Items from an interface collection:
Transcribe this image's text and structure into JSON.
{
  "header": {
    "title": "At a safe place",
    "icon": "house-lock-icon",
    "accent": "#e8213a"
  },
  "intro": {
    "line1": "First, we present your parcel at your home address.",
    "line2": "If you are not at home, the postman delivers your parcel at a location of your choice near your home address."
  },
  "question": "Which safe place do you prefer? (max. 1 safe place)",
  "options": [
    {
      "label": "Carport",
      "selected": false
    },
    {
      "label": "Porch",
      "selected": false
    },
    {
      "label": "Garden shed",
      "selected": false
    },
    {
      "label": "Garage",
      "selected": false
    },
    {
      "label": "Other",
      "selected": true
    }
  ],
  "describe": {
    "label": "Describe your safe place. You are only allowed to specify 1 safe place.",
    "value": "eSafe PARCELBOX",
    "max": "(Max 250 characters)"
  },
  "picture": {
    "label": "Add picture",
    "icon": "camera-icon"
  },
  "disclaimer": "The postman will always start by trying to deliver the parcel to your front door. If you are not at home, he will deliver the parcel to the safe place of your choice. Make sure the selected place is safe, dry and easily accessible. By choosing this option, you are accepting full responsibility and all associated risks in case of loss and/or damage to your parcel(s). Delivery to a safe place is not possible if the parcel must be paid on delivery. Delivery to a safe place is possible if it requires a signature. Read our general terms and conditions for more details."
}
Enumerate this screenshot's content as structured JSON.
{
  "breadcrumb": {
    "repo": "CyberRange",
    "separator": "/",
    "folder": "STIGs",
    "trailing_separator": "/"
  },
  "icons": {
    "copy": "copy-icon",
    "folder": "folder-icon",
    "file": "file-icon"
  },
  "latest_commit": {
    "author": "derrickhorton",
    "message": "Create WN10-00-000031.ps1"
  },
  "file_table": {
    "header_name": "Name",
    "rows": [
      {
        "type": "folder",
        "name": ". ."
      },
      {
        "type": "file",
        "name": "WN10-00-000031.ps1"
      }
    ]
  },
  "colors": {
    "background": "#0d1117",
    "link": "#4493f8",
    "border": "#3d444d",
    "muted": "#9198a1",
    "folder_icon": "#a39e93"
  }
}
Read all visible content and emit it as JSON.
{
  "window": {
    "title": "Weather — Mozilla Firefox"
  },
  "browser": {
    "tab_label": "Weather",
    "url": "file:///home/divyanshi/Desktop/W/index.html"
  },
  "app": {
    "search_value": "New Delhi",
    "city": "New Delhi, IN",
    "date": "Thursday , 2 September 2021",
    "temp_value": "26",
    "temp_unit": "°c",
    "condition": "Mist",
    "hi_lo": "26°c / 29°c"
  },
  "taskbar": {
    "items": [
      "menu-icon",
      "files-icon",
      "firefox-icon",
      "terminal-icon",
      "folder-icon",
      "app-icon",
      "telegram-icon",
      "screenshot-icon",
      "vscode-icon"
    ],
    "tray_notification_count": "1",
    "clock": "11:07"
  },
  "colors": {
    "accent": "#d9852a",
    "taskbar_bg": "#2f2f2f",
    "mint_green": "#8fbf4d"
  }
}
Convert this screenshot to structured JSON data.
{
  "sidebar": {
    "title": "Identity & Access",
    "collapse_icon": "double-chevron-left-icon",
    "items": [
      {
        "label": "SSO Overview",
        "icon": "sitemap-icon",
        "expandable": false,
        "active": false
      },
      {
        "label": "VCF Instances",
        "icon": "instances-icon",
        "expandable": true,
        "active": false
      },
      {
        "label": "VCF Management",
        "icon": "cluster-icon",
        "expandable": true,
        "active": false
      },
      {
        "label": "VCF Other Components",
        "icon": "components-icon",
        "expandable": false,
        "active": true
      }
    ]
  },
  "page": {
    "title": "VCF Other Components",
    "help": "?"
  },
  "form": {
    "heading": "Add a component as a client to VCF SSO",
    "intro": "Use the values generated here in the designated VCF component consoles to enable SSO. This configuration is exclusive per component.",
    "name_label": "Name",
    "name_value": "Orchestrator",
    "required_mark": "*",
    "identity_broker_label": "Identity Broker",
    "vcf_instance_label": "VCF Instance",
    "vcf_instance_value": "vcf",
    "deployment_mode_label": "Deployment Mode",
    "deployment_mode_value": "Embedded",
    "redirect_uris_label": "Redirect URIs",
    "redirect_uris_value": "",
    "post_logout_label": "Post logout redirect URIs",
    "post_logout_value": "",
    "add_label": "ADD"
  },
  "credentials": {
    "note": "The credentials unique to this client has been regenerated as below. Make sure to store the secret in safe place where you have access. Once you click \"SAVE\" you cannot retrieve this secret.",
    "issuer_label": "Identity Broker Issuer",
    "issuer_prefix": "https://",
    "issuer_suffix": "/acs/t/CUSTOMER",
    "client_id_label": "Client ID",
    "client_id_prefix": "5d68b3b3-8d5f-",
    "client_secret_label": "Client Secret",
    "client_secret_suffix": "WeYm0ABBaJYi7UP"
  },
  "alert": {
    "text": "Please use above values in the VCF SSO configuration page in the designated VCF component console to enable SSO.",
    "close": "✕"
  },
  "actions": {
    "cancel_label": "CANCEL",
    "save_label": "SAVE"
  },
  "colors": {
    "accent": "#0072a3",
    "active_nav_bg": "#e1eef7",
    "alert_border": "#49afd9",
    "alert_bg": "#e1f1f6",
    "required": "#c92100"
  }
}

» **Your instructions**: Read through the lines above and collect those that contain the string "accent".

» **Reply to the exercise**:
    "accent": "#e8213a"
    "accent": "#d9852a",
    "accent": "#0072a3",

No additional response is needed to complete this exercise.